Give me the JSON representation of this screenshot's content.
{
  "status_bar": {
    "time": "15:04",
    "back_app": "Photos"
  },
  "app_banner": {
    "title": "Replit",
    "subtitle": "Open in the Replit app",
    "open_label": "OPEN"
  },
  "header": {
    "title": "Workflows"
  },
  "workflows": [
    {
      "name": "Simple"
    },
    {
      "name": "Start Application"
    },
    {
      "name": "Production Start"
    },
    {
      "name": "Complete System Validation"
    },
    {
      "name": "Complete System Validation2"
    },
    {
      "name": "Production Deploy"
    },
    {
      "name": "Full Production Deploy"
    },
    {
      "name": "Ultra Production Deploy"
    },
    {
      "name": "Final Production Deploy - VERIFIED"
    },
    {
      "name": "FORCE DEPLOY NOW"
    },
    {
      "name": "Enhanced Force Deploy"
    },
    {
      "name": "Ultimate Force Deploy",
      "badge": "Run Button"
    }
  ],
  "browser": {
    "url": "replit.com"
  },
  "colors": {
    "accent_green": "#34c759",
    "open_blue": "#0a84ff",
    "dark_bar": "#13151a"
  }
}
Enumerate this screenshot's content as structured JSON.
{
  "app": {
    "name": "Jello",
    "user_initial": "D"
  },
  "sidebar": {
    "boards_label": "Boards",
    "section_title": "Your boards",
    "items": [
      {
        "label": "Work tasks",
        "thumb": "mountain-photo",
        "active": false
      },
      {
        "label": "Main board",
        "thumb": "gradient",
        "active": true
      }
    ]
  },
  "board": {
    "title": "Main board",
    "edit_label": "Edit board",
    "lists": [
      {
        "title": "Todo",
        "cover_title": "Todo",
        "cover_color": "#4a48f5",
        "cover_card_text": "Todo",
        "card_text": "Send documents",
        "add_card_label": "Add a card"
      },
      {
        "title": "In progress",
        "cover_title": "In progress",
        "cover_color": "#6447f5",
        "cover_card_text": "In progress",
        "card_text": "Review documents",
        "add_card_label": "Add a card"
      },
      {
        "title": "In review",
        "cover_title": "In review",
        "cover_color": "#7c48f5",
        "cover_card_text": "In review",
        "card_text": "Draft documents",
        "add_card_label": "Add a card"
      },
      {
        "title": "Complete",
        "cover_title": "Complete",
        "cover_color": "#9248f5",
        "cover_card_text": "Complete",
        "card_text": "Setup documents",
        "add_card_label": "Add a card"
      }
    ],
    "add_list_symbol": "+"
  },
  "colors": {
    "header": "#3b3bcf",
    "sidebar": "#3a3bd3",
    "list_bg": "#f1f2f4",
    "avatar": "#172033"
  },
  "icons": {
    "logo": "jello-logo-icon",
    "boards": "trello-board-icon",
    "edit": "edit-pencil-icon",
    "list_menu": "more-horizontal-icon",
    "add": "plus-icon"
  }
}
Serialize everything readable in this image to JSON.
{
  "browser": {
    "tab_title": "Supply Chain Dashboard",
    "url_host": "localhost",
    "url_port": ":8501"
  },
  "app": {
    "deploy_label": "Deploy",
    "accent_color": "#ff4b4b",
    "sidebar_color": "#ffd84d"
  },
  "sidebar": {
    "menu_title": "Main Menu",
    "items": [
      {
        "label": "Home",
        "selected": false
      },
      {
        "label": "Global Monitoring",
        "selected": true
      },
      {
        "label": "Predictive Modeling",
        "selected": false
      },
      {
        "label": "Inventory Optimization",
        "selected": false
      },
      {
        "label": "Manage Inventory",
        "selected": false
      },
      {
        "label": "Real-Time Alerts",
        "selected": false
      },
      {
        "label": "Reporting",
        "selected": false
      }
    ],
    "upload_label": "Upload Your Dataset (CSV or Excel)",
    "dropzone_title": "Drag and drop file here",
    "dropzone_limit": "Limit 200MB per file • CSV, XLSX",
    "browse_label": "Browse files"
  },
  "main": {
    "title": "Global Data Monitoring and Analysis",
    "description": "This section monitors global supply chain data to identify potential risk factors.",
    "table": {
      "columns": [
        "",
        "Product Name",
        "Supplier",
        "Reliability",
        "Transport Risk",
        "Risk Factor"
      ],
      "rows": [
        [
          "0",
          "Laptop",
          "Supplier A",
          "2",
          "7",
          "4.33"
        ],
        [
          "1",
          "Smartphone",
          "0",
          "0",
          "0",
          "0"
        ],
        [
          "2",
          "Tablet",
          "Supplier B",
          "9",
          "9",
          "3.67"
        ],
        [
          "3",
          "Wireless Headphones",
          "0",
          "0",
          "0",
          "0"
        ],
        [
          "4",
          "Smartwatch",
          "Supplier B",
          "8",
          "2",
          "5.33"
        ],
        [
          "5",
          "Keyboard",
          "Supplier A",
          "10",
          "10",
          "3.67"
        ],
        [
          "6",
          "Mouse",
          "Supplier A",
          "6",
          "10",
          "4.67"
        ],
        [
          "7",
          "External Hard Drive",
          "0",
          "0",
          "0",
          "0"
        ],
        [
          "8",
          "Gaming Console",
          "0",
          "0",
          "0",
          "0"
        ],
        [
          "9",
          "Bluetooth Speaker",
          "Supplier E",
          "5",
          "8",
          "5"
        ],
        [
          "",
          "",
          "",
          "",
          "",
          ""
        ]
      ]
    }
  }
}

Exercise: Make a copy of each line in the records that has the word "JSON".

Completed exercise:
Give me the JSON representation of this screenshot's content.
Enumerate this screenshot's content as structured JSON.
Serialize everything readable in this image to JSON.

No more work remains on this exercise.